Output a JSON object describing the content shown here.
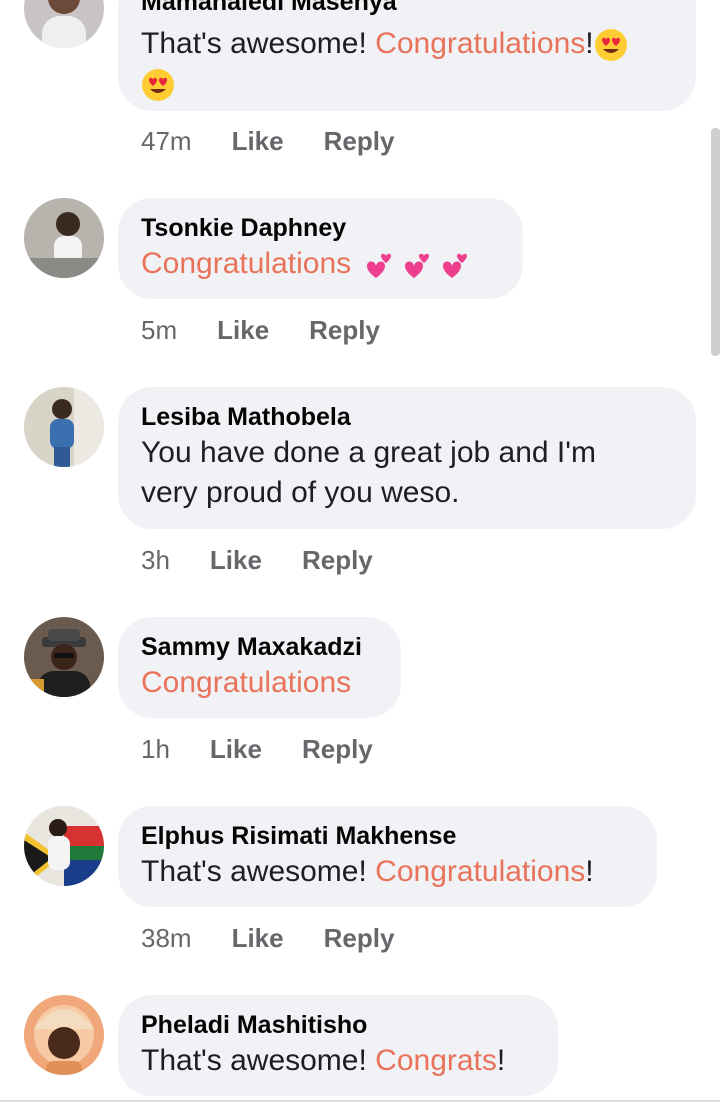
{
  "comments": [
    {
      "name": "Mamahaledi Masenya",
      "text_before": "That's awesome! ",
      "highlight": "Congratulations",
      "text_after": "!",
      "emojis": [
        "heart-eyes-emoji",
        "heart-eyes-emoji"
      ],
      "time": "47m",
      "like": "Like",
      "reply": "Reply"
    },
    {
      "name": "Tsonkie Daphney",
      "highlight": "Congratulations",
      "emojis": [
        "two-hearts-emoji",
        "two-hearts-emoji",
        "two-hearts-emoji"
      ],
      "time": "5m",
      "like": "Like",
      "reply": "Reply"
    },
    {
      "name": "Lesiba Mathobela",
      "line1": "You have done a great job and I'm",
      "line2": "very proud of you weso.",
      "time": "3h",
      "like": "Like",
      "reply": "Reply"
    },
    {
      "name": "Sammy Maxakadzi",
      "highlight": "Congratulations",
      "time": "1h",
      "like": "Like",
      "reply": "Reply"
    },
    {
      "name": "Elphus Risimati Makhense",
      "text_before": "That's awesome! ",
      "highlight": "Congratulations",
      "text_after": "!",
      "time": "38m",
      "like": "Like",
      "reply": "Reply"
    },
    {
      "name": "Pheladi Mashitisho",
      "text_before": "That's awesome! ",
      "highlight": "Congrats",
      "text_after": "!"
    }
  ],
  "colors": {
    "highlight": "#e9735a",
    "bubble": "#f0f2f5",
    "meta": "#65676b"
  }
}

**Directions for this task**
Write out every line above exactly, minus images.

**Task result**
Output a JSON object describing the content shown here.
{
  "comments": [
    {
      "name": "Mamahaledi Masenya",
      "text_before": "That's awesome! ",
      "highlight": "Congratulations",
      "text_after": "!",
      "emojis": [
        "heart-eyes-emoji",
        "heart-eyes-emoji"
      ],
      "time": "47m",
      "like": "Like",
      "reply": "Reply"
    },
    {
      "name": "Tsonkie Daphney",
      "highlight": "Congratulations",
      "emojis": [
        "two-hearts-emoji",
        "two-hearts-emoji",
        "two-hearts-emoji"
      ],
      "time": "5m",
      "like": "Like",
      "reply": "Reply"
    },
    {
      "name": "Lesiba Mathobela",
      "line1": "You have done a great job and I'm",
      "line2": "very proud of you weso.",
      "time": "3h",
      "like": "Like",
      "reply": "Reply"
    },
    {
      "name": "Sammy Maxakadzi",
      "highlight": "Congratulations",
      "time": "1h",
      "like": "Like",
      "reply": "Reply"
    },
    {
      "name": "Elphus Risimati Makhense",
      "text_before": "That's awesome! ",
      "highlight": "Congratulations",
      "text_after": "!",
      "time": "38m",
      "like": "Like",
      "reply": "Reply"
    },
    {
      "name": "Pheladi Mashitisho",
      "text_before": "That's awesome! ",
      "highlight": "Congrats",
      "text_after": "!"
    }
  ],
  "colors": {
    "highlight": "#e9735a",
    "bubble": "#f0f2f5",
    "meta": "#65676b"
  }
}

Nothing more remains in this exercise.